Bankruptcy of Dentist Offices

Here we assume that the dentist is operating his or her own office and has encountered significant financial problems.

The private dentist normally has two avenues. The first is to simply leave the office and get a job elsewhere and the second is to keep the practice but reorganize it in a Chapter 11.

Leaving the office. If the dentist chooses to leave the office, the first consideration is to make sure of compliance with the Board of Dental Examiners. For a simple move, compliance consists primarily of timely patient notification. The dentist normally encounters issues related to the transfer of existing business to a new employer.

The second consideration is what to do with the existing debt and the equipment that is in the office and collateral for dental loans. Under normal circumstances the collateral will be surrendered to the lender, the office closed and the debt discharged. Debt owed by the dentist should be discharged in bankruptcy without a significant tax consequence because the discharge of the debt in a bankruptcy is not considered income for tax purposes. However, there may be tax consequences related to a reduction in tax basis when a dental office is closed. This must be anticipated and addressed prior to filing the bankruptcy.

The goal for the dentist who leaves an office or a practice is a smooth transition to a new position without any lingering debt or taxes. To accomplish this, the move and the bankruptcy must be planned in advance so that there are no surprises for anyone, including the creditors.

Reorganizing the Office.
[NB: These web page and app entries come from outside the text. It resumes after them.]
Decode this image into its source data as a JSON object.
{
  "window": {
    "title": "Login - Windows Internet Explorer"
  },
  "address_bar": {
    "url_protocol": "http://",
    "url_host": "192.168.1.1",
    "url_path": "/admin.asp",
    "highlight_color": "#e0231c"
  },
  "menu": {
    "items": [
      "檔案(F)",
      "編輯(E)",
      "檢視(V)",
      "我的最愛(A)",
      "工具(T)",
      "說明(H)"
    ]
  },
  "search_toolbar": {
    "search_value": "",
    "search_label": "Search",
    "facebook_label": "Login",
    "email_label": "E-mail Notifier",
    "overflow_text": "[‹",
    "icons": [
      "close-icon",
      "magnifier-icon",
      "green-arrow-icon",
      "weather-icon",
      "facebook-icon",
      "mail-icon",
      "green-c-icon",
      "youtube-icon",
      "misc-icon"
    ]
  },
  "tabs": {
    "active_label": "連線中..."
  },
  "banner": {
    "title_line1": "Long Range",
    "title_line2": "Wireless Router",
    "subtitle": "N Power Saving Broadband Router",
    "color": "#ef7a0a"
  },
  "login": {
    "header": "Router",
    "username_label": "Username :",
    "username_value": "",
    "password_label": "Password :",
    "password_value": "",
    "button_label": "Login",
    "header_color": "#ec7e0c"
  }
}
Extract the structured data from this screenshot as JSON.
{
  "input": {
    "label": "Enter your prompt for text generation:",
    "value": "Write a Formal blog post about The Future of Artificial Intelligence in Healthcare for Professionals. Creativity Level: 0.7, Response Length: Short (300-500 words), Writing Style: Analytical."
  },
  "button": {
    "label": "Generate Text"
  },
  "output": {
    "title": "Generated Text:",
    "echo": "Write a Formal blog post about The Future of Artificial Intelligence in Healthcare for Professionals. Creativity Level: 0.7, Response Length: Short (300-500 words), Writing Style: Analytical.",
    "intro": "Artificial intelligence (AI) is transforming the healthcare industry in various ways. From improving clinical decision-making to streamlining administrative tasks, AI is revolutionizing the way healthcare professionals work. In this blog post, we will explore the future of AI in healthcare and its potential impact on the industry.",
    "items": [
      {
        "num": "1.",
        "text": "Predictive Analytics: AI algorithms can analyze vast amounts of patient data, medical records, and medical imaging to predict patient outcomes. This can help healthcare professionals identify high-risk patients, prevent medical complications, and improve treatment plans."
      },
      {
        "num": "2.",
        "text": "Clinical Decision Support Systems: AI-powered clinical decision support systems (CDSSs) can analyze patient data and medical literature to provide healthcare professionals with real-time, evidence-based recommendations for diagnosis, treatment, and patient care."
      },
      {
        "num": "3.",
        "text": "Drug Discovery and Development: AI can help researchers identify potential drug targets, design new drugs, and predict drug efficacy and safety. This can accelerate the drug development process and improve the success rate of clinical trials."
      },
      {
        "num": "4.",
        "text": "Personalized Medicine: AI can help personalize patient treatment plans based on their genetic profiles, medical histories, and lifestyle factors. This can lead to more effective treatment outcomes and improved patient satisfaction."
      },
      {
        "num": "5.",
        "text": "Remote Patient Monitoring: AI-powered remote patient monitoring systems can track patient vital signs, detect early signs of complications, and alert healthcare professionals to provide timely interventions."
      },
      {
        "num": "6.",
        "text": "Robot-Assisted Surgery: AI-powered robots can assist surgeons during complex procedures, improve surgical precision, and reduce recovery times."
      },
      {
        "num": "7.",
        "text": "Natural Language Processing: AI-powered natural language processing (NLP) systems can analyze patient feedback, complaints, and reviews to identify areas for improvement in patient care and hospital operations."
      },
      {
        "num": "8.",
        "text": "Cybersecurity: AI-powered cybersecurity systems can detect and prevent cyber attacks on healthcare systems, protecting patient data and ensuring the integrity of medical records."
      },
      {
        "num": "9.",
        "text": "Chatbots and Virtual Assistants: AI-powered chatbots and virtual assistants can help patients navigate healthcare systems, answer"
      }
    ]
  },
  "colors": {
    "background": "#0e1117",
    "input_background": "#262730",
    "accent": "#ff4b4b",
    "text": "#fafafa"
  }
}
The dentist often has the option of reorganizing the office rather than leaving it and possibly losing a significant patient base.

A dental office may be reorganized through a Chapter 11. In a Chapter 11 the creditors of a dental office may be forced to accept less than what is due to them so that the amount of actual, bottom line, debt is reduced down to a point where it is manageable.

This is a often a viable option for a dentist whose equipment is several years old because the amount of money owed on the equipment is normally significantly more than its value. And its value (not the amount owed) determines the amount of debt that will be reduced.

A dentist may well have a $1 million note secured by equipment that is worth $150,000. In a Chapter 11 the bank with the $1 million note will have a $150,000 secured claim that must be paid in full with interest and a $850,000 unsecured claim that does not have to be fully paid.

The entire procedure must, of course, be structured to where the individual dentist is protected from the bank's lawsuit by a discharge in a separate bankruptcy or a provision in the Chapter 11.

One thing that dentists, doctors, lawyers and CPAs have in common is their exposure to clients and patients. One of the most distasteful (but most effective) things that the professional debtor can do is to take a very hard look at his practice and determine which of his clients or patients should be notified of his bankruptcy. This notice generally ensures that the client or patient never sues the provider for professional negligence.

Charles Chesnutt